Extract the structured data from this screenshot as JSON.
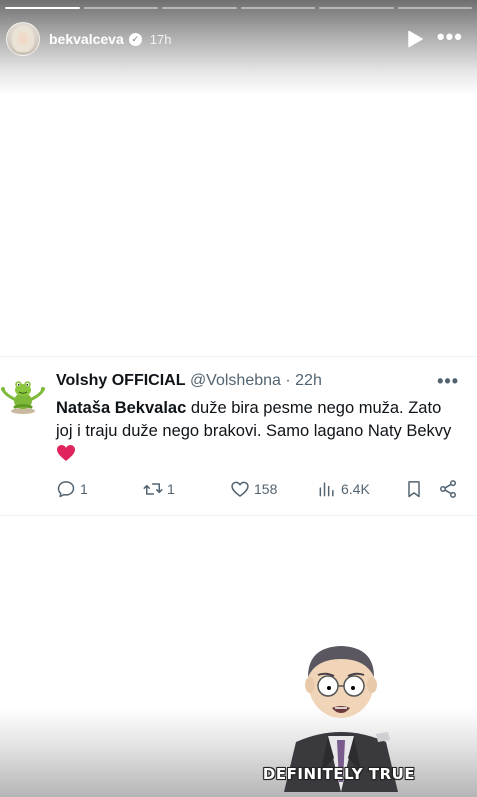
{
  "story": {
    "username": "bekvalceva",
    "time": "17h",
    "segments": 6,
    "active_segment": 1
  },
  "tweet": {
    "display_name": "Volshy OFFICIAL",
    "handle": "@Volshebna",
    "separator": "·",
    "time": "22h",
    "text_bold": "Nataša Bekvalac",
    "text_rest": " duže bira pesme nego muža. Zato joj i traju duže nego brakovi. Samo lagano Naty Bekvy",
    "replies": "1",
    "retweets": "1",
    "likes": "158",
    "views": "6.4K"
  },
  "meme": {
    "caption": "DEFINITELY TRUE"
  },
  "icons": [
    "verified-icon",
    "play-icon",
    "more-icon",
    "heart-emoji",
    "reply-icon",
    "retweet-icon",
    "like-icon",
    "views-icon",
    "bookmark-icon",
    "share-icon"
  ],
  "colors": {
    "heart": "#e0245e",
    "muted_text": "#536471",
    "text": "#0f1419"
  }
}
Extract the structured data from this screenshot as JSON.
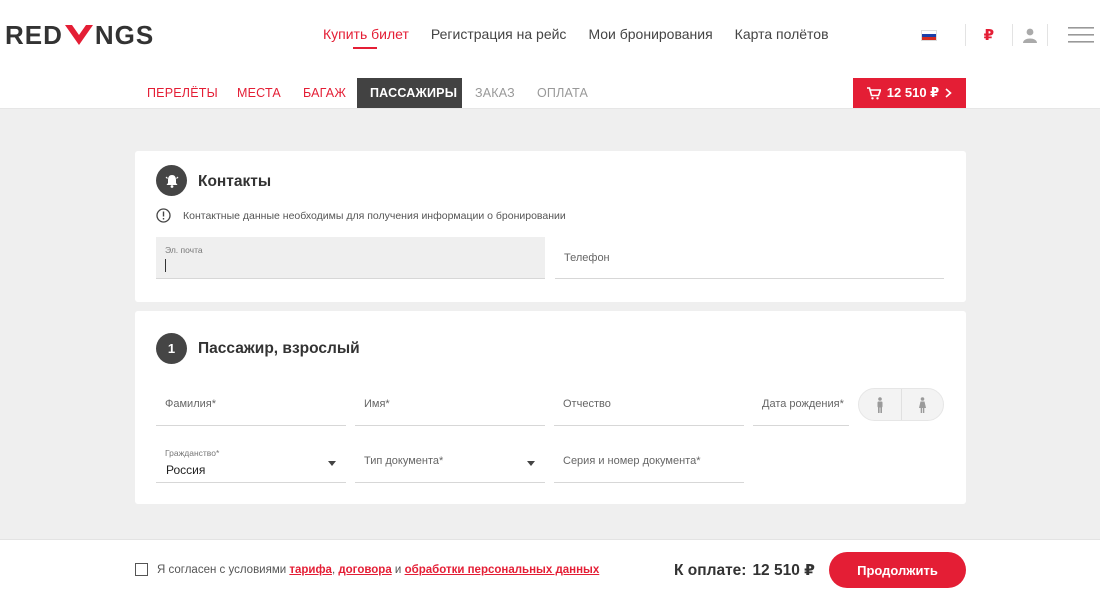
{
  "header": {
    "logo": {
      "left": "RED",
      "right": "NGS"
    },
    "nav": [
      "Купить билет",
      "Регистрация на рейс",
      "Мои бронирования",
      "Карта полётов"
    ],
    "currency": "₽",
    "flag_colors": [
      "#ffffff",
      "#1c3fa8",
      "#d52b1e"
    ],
    "icons": [
      "russia-flag-icon",
      "user-icon",
      "menu-icon"
    ]
  },
  "steps": {
    "items": [
      "ПЕРЕЛЁТЫ",
      "МЕСТА",
      "БАГАЖ",
      "ПАССАЖИРЫ",
      "ЗАКАЗ",
      "ОПЛАТА"
    ],
    "current": "ПАССАЖИРЫ",
    "cart_total": "12 510 ₽"
  },
  "contacts": {
    "title": "Контакты",
    "note": "Контактные данные необходимы для получения информации о бронировании",
    "email_label": "Эл. почта",
    "phone_label": "Телефон"
  },
  "passenger": {
    "number": "1",
    "title": "Пассажир, взрослый",
    "surname_label": "Фамилия*",
    "name_label": "Имя*",
    "patronymic_label": "Отчество",
    "birthdate_label": "Дата рождения*",
    "citizenship_label": "Гражданство*",
    "citizenship_value": "Россия",
    "doc_type_label": "Тип документа*",
    "doc_number_label": "Серия и номер документа*"
  },
  "footer": {
    "agree_prefix": "Я согласен с условиями",
    "link_tariff": "тарифа",
    "comma": ",",
    "link_contract": "договора",
    "and": "и",
    "link_personal": "обработки персональных данных",
    "total_label": "К оплате:",
    "total_amount": "12 510 ₽",
    "continue_label": "Продолжить"
  },
  "colors": {
    "accent": "#e41e35",
    "dark": "#424242",
    "background": "#efefef"
  }
}
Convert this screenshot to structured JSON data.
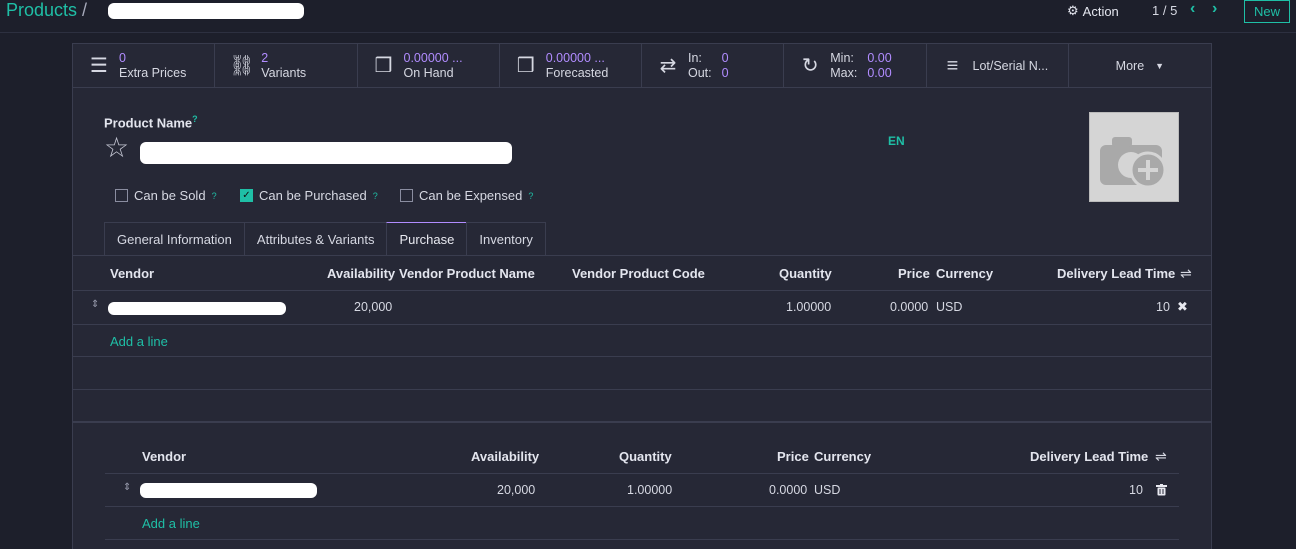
{
  "breadcrumb": {
    "root": "Products",
    "separator": "/"
  },
  "control": {
    "action_label": "Action",
    "pager": "1 / 5",
    "new_label": "New"
  },
  "smart_buttons": {
    "extra_prices": {
      "value": "0",
      "label": "Extra Prices",
      "icon": "list-icon"
    },
    "variants": {
      "value": "2",
      "label": "Variants",
      "icon": "sitemap-icon"
    },
    "on_hand": {
      "value": "0.00000 ...",
      "label": "On Hand",
      "icon": "cubes-icon"
    },
    "forecasted": {
      "value": "0.00000 ...",
      "label": "Forecasted",
      "icon": "cubes-icon"
    },
    "in_out": {
      "in_label": "In:",
      "in_value": "0",
      "out_label": "Out:",
      "out_value": "0",
      "icon": "exchange-icon"
    },
    "min_max": {
      "min_label": "Min:",
      "min_value": "0.00",
      "max_label": "Max:",
      "max_value": "0.00",
      "icon": "refresh-icon"
    },
    "lot_serial": {
      "label": "Lot/Serial N...",
      "icon": "bars-icon"
    },
    "more": {
      "label": "More"
    }
  },
  "form": {
    "product_name_label": "Product Name",
    "help_mark": "?",
    "lang": "EN",
    "can_be_sold": "Can be Sold",
    "can_be_purchased": "Can be Purchased",
    "can_be_expensed": "Can be Expensed",
    "checked": {
      "sold": false,
      "purchased": true,
      "expensed": false
    }
  },
  "tabs": [
    "General Information",
    "Attributes & Variants",
    "Purchase",
    "Inventory"
  ],
  "vendor_table_1": {
    "headers": [
      "Vendor",
      "Availability",
      "Vendor Product Name",
      "Vendor Product Code",
      "Quantity",
      "Price",
      "Currency",
      "Delivery Lead Time"
    ],
    "row": {
      "availability": "20,000",
      "quantity": "1.00000",
      "price": "0.0000",
      "currency": "USD",
      "lead_time": "10"
    },
    "add_line": "Add a line"
  },
  "vendor_table_2": {
    "headers": [
      "Vendor",
      "Availability",
      "Quantity",
      "Price",
      "Currency",
      "Delivery Lead Time"
    ],
    "row": {
      "availability": "20,000",
      "quantity": "1.00000",
      "price": "0.0000",
      "currency": "USD",
      "lead_time": "10"
    },
    "add_line": "Add a line"
  },
  "colors": {
    "accent": "#1fbfa6",
    "stat_value": "#b18cff",
    "background": "#1d1f2b",
    "sheet": "#262836"
  }
}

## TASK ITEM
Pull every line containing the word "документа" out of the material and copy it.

## REPLY
    "doc_type_label": "Тип документа*",
    "doc_number_label": "Серия и номер документа*"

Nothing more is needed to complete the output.